■ Task to carry out
Say how many lines of the entries below include "value", giving nothing but that number.

■ Record extracts
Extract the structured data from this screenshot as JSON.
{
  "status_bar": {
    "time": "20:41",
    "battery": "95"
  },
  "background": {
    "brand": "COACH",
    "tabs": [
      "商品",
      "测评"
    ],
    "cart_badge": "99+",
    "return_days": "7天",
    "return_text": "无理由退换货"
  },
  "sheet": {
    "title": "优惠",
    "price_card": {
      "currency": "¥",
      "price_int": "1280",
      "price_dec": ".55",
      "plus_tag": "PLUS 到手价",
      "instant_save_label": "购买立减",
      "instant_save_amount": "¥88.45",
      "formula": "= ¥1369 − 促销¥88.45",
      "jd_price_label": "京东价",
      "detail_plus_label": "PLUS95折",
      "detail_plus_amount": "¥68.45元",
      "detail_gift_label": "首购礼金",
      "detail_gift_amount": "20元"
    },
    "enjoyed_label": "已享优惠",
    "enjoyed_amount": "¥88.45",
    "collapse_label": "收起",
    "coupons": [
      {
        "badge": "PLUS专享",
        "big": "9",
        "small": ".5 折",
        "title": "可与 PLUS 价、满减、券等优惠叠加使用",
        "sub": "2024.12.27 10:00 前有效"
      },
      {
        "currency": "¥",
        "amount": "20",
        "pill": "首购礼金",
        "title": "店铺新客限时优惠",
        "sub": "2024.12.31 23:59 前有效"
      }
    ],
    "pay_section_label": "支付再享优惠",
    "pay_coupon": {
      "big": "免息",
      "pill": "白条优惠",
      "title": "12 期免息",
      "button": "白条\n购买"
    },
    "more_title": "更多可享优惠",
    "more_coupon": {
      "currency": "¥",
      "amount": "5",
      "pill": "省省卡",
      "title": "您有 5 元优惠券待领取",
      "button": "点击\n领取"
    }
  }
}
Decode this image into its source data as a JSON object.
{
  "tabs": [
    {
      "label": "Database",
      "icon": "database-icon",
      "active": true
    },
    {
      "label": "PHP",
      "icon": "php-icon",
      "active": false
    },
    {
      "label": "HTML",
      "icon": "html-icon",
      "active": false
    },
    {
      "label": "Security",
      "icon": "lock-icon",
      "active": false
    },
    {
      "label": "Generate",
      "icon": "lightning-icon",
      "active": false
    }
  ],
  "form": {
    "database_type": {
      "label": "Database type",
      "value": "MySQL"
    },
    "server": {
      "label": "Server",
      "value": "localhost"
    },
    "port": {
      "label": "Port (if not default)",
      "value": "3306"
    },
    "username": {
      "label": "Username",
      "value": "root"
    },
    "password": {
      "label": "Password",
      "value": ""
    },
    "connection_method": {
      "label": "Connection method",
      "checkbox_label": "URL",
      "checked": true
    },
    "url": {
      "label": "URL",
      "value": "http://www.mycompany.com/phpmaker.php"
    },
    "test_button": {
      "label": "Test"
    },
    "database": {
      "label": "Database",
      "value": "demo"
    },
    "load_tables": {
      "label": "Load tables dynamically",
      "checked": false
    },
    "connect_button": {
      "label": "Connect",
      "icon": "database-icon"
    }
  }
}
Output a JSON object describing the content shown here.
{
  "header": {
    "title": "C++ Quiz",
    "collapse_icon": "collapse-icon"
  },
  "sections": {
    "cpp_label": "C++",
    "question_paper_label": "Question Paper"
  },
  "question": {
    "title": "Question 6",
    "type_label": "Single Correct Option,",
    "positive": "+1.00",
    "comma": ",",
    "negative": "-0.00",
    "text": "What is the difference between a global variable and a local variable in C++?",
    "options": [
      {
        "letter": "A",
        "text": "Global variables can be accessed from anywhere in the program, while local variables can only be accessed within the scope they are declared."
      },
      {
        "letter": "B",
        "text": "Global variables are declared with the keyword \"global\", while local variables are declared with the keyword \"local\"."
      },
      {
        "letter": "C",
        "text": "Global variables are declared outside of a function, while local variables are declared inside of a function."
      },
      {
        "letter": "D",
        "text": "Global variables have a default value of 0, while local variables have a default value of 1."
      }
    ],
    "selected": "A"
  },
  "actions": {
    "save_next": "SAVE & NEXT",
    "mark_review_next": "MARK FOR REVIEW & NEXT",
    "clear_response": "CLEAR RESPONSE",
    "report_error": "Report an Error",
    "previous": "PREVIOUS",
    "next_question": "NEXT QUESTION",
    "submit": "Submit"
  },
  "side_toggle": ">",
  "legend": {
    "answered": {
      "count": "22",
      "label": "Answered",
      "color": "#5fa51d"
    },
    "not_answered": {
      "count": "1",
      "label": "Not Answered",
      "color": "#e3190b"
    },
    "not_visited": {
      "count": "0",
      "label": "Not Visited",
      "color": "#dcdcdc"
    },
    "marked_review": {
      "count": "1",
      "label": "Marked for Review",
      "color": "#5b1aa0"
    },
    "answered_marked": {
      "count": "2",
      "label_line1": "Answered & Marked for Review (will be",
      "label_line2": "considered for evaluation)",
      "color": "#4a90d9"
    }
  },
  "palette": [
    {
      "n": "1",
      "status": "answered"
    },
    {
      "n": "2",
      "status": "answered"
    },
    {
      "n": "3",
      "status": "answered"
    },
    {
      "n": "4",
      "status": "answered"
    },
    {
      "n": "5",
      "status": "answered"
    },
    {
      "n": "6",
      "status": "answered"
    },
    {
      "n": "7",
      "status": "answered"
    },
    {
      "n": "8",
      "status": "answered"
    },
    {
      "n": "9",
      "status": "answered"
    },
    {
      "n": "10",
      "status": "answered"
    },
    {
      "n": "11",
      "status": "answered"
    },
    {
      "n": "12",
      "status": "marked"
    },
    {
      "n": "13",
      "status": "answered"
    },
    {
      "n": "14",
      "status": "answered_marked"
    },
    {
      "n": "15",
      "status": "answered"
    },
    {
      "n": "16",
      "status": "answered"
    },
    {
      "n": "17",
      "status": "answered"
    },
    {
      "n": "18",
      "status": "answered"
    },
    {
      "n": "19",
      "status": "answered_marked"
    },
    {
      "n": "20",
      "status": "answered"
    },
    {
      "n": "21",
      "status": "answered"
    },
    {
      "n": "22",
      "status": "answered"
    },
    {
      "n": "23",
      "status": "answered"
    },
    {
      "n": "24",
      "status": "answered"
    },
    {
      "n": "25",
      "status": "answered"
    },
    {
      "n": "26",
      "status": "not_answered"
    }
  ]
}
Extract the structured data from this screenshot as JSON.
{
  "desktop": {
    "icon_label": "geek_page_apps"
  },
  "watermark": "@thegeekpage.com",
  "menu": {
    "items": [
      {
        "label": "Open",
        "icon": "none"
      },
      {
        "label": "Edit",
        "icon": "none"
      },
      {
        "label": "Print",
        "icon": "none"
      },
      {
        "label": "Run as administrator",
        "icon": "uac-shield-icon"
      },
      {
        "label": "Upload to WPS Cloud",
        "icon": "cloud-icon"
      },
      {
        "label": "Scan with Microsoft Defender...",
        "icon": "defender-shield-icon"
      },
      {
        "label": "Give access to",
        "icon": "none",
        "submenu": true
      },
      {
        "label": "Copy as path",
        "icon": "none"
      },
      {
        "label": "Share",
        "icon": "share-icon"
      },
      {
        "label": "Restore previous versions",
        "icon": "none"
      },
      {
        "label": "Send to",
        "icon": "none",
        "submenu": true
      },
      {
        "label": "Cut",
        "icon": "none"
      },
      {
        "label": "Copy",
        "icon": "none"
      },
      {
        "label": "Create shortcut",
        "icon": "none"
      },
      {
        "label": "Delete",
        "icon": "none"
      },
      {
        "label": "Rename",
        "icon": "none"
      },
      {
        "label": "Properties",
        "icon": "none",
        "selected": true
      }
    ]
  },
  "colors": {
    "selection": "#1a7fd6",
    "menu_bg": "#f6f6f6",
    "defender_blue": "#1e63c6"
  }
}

■ Reply
8